Some brands have embraced modular logos that can be taken apart and reassembled in various configurations, giving them a fresh and contemporary feel. Google’s logo is a testament to this; its simple, geometric letters can be animated, transformed, and even interacted with, making the logo not just a symbol but an experience.
Sustainability and Ethical Branding
In a world increasingly conscious of environmental and social issues, logos must also reflect a brand’s commitment to sustainability and ethical practices. This often means a move towards simplicity and minimalism, not only in aesthetics but in the production process as well. Logos are now designed to use less ink and to be more easily recyclable.
Companies like Patagonia and Lush have logos that are as simple as they are evocative, communicating their commitment to the environment and ethical business practices through straightforward, no-frills design.
The Future of Logo Design
As we look towards the future, the evolution of logo design seems poised to take even more dramatic turns with the advent of augmented reality (AR) and virtual reality (VR). Logos will become gateways to immersive brand experiences, engaging customers in new and innovative ways.
Artificial Intelligence (AI) is also making its mark on logo design.
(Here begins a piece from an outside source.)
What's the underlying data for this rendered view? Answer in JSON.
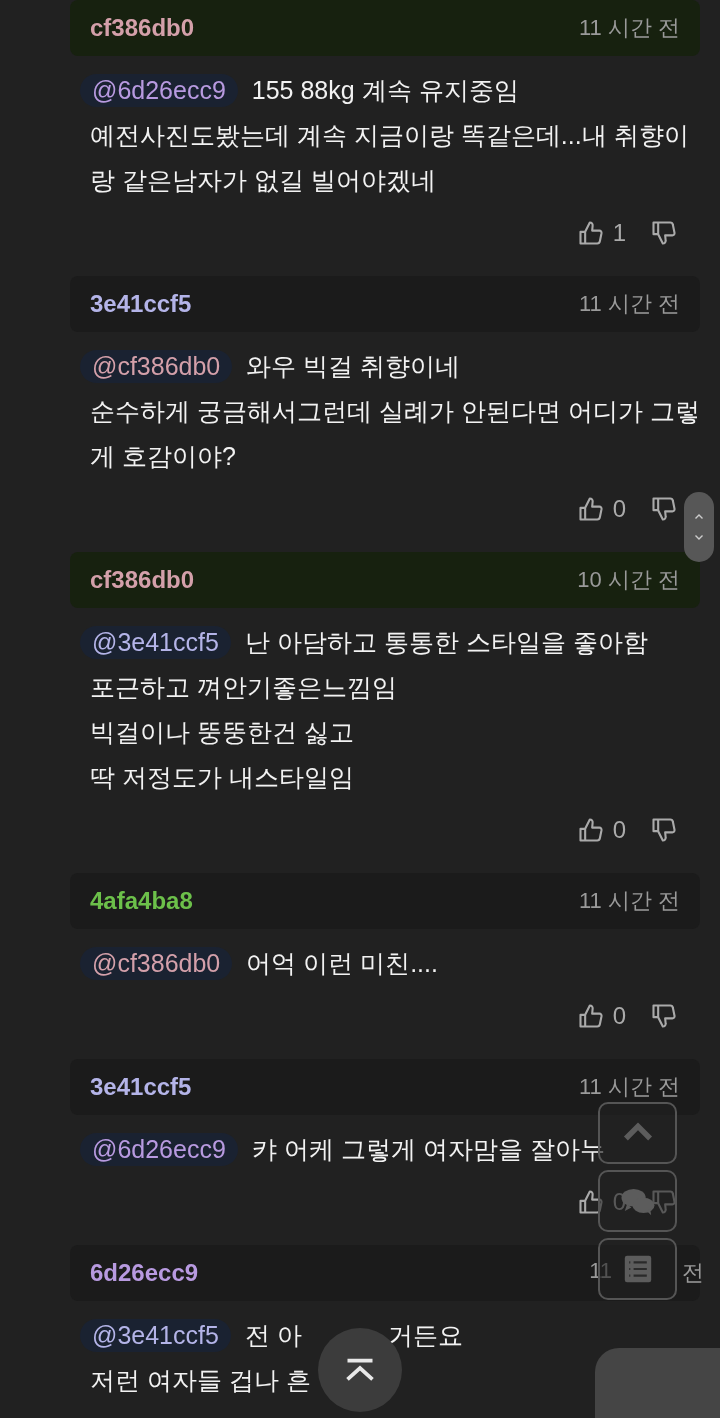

AI algorithms can now generate logos based on specific parameters, creating many designs for brands. This raises questions about the role of human creativity in the design process, but it also opens up new possibilities for personalization and experimentation.
The logo is a sentinel of brand identity, an emblem of a company’s past, present, and future. Its evolution is a mirror to the world, reflecting societal changes, technological advancements, and shifting consumer behaviors. As brands navigate the complex tapestry of global markets, their logos serve as their most visible emissaries, conveying messages and emotions with a power that transcends words.
Logos are not static; they are living elements of our culture, evolving each year to meet new challenges and capitalize on new opportunities—the most iconic logos balance tradition with innovation, simplicity with depth, and universality with individuality.
As businesses evolve in an ever-changing landscape, so too will their logos, carrying forward the legacy of the brand while adapting to the future. It is a delicate balance, but one that is crucial for enduring brand success.
In this 3000-word exploration of logo evolution, we have seen that while trends come and go, the fundamental principles of effective logo design remain the same: clarity, adaptability, and resonance with the audience. The best logos are those that tell a story that distills the essence of a brand into a single, memorable image. And as long as there are stories to be told, there will be logos to say to them.